> _Source data_
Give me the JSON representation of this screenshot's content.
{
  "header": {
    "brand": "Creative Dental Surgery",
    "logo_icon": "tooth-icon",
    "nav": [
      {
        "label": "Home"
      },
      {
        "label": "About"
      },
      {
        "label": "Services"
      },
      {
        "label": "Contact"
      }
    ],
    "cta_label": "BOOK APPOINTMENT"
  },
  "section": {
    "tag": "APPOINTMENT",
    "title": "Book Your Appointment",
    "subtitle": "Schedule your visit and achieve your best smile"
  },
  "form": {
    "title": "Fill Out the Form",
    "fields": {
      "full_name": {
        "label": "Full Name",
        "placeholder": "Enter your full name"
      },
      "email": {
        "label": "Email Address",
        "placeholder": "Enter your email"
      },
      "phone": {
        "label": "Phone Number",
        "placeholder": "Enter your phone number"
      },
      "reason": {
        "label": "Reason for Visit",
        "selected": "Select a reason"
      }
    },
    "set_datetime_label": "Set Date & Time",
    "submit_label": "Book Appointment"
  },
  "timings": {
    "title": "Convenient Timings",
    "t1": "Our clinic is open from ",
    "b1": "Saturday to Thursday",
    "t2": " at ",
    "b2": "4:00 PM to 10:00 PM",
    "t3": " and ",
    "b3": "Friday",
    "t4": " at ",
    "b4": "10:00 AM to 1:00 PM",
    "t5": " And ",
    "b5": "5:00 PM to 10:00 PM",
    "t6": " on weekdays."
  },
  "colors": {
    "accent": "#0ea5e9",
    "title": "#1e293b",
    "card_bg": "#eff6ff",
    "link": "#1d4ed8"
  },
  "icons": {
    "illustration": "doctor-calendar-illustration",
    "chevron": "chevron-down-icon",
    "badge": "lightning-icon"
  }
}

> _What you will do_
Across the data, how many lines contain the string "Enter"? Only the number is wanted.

> _Result for this exercise_
3